Another Neil Jordan film, Breakfast on Pluto, features a scene filmed in The Harbour Bar with Paul O’Toole Snr as the barman! Though he only had one line in a scene with Cillian Murphy and Brendan Gleeson, he said it took plenty of takes to get the perfect one. 

The film is an adaptation of the Pat McCabe novel about a young transgender woman and her coming of age story. It follows Patrick “Kitten” Brady, played by Cillian Murphy, as she grows up in Northern Ireland and moves to London in the 1970s in search of her mother.

The Bray Cult Film Club will be screening great films in The Harbour Bar regularly so keep an eye on the Facebook page for details.

Posted by Harbour Bar on May 26 2014

Did you ever hear of the bona fide loophole?

Before 1960 the licensing laws in Ireland were much more restrictive and pubs were unable to serve alcohol on Sundays unless you were a bona fide traveller who lived a minimum of 3 miles from the pub. This was a quirk in the law left over from the days of coach travel (the horse and carriage type rather than the Finnegan’s type) and was meant to serve people when travelling was a bigger ordeal.

Perhaps the Intoxicating Liquor Act of 1927 will explain it better:

"For the purposes of this section a person shall not be a bona fide traveller unless either the place where he lodged during the previous night is situate in a county borough and is at least five miles (measured by the shortest public thoroughfare) distant from the place where he demands to be supplied with intoxicating liquor, or the place where he lodged during the previous night is situate elsewhere than in a county borough and is at least three miles (similarly measured) distant from the place where he demands to be supplied with intoxicating liquor."

Perhaps not. This law was increasingly regarded as ridiculous by many and people began to find ways around it. Paul O’Toole Senior remembers in his youth when the “3 mile” radius rule was subverted when locals from Shankill would come to Bray to have a drink on a Sunday and vice versa. Though not everyone would make the trip to Shankill and many pubs, The Harbour Bar being one of them, would sometimes bend the rules.

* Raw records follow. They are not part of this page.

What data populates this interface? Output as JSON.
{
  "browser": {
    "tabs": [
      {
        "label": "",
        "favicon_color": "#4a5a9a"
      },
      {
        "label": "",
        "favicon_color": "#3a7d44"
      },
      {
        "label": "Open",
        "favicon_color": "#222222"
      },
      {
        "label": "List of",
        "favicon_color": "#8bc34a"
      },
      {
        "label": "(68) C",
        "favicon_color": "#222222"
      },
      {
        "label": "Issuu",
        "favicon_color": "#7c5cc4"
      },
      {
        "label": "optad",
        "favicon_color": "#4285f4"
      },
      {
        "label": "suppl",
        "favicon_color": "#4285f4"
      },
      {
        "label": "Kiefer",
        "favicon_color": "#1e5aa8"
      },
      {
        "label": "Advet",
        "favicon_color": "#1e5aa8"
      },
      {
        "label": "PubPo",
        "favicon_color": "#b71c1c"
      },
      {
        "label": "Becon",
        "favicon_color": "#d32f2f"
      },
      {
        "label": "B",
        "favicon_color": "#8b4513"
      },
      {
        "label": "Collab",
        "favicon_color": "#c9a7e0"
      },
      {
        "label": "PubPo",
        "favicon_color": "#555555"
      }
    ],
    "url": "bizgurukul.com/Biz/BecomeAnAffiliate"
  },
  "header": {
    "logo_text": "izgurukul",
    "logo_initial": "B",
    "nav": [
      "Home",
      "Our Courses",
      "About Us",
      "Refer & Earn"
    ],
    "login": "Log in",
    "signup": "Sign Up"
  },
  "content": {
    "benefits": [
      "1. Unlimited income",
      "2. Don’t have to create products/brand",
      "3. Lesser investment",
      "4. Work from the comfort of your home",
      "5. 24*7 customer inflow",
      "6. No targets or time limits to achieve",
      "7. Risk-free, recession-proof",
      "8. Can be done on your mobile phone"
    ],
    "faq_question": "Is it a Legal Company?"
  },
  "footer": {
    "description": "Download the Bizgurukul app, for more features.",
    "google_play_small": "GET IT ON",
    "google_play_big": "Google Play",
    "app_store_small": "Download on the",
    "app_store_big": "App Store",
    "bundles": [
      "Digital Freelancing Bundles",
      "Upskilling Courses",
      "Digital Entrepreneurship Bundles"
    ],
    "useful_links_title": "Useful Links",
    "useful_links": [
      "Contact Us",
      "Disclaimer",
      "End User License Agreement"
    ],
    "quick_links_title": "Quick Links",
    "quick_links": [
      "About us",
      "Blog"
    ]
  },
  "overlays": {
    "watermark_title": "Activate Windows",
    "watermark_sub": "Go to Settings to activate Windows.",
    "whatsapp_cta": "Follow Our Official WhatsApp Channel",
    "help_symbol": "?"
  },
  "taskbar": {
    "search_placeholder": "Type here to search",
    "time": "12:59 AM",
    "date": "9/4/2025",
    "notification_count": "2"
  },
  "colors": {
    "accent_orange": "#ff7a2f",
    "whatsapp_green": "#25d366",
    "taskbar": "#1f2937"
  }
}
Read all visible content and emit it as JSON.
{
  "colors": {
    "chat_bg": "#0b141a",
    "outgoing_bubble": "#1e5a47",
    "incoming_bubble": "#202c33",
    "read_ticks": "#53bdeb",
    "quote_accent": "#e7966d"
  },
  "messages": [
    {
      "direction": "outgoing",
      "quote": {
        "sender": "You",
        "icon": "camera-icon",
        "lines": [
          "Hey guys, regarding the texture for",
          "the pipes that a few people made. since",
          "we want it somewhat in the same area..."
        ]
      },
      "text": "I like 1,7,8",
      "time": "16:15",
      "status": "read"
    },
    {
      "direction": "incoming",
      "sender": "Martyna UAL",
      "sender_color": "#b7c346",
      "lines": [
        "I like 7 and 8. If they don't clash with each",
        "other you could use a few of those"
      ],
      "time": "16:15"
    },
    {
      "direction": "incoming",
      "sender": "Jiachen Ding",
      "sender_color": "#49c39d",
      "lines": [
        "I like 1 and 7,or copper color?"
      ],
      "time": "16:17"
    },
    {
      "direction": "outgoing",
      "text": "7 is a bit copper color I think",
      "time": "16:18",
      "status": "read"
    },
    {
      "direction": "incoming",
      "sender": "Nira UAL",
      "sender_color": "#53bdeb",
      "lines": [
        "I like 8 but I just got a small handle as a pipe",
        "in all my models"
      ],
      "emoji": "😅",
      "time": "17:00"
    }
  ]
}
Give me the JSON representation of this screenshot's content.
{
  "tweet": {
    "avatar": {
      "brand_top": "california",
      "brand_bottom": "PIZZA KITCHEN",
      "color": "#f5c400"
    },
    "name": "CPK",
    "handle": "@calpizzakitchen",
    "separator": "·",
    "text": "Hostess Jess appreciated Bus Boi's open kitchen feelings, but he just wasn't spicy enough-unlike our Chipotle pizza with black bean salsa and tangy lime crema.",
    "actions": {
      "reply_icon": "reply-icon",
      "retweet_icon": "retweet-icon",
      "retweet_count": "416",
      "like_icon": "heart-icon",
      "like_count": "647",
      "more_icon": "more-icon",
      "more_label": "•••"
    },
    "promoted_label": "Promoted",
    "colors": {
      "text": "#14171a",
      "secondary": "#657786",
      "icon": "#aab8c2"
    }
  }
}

O’Toole recalls having a doorman on hand to determine the bona fides of the traveller and if a local turned up he might be given a wink which signalled he was to go around the back into the store room which is now the cosy Backroom/Parlour. So you would have the Shankill folk in the front of the pub and the Bray locals in the back! If the Gardaí were to arrive the illicit drinkers would be hooshed upstairs while James O’Toole would hide the evidence of the Sunday speakeasy. If caught, there would be a fine to pay.

This rather ridiculous law became unenforceable for the Gardaí and it was abolished in 1960 and opening hours were extended on Sundays, though still with a two hour closure in the afternoon.

So the next time you’re enjoying a pint on a Sunday be glad you’re not forced to walk three miles down the road or sipping your pint out the back, whispering beside a row of kegs!

Posted by Harbour Bar on May 26 2014

June Newsletter

June Newsletter

Take a look at our June newsletter next time you stop into the bar. To celebrate the beginning of summer our newsletter this month features a map of Bray with a list of things to do while in Bray for the day. 

Posted by Harbour Bar on May 26 2014

Zaska at the Harbour Bar

Max Zaska is a fantastically talented musician who is already well on his way to superstardom. He stopped by the Harbour bar recently to record this lovely little tune with band members Karen Cowley and Keith Fennell.

Posted by Harbour Bar on May 26 2014